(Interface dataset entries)
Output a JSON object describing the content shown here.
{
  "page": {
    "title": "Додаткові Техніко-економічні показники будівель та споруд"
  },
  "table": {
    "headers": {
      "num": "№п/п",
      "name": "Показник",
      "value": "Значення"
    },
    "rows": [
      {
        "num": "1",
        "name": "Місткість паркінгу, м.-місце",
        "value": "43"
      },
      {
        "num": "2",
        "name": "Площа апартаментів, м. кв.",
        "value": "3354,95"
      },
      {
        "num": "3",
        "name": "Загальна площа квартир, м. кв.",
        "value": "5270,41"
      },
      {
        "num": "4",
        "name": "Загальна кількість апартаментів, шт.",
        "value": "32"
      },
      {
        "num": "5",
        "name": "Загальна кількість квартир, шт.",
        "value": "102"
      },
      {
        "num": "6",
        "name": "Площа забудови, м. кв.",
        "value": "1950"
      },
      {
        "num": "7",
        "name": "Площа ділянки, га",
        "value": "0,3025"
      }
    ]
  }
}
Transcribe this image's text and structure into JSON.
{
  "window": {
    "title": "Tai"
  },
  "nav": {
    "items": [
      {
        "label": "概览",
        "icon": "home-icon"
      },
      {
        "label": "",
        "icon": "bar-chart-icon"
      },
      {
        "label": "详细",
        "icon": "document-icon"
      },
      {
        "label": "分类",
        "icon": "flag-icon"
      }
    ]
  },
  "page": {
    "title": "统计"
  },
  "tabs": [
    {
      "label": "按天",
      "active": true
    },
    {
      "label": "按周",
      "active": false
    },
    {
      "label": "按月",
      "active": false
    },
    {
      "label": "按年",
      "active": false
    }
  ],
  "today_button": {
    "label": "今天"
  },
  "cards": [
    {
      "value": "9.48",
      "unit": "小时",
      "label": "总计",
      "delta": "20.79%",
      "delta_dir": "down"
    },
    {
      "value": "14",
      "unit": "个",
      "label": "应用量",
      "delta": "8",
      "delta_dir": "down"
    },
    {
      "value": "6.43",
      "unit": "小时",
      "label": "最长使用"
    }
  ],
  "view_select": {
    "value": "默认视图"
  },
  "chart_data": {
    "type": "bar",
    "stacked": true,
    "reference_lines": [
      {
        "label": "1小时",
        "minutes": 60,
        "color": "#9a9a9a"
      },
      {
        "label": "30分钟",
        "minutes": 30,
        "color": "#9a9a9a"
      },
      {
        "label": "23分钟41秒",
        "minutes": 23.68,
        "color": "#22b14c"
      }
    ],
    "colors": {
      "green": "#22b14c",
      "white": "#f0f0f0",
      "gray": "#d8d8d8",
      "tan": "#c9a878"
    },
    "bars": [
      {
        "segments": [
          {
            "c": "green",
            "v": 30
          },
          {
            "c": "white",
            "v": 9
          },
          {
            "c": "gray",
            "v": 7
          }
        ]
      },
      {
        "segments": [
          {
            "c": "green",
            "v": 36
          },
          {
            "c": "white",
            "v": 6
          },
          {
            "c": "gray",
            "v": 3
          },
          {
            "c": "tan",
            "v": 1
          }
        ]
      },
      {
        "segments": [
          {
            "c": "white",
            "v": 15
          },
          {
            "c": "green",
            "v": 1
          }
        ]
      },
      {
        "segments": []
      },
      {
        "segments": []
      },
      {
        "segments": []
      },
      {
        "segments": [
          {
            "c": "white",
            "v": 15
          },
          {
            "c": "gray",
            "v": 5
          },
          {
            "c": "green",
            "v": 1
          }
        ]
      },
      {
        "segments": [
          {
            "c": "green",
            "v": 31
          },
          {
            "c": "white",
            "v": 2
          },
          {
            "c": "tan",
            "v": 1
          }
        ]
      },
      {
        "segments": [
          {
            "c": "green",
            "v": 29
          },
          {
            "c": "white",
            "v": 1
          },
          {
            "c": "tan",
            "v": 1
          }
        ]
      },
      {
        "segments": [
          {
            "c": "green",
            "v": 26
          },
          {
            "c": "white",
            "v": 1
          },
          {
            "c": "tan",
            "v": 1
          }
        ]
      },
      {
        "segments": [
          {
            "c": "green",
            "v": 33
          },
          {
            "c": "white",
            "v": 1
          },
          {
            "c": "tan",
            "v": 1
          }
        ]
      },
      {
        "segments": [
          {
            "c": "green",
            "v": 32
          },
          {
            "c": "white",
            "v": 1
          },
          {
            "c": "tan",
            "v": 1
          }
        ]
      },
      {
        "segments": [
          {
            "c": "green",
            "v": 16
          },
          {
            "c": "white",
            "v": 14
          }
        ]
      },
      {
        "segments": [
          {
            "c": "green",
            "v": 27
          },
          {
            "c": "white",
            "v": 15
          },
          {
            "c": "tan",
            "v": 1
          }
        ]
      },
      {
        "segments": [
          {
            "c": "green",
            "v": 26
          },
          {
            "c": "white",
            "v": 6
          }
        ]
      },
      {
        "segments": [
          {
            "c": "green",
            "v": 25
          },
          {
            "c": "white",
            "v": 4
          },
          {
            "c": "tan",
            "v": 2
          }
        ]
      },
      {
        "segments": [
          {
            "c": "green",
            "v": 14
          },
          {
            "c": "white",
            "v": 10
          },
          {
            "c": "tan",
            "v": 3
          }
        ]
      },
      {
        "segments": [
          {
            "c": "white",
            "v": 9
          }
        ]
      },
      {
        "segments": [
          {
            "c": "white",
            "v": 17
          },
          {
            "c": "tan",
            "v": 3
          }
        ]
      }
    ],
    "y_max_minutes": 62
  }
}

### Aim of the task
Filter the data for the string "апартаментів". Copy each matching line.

### The answer
        "name": "Площа апартаментів, м. кв.",
        "name": "Загальна кількість апартаментів, шт.",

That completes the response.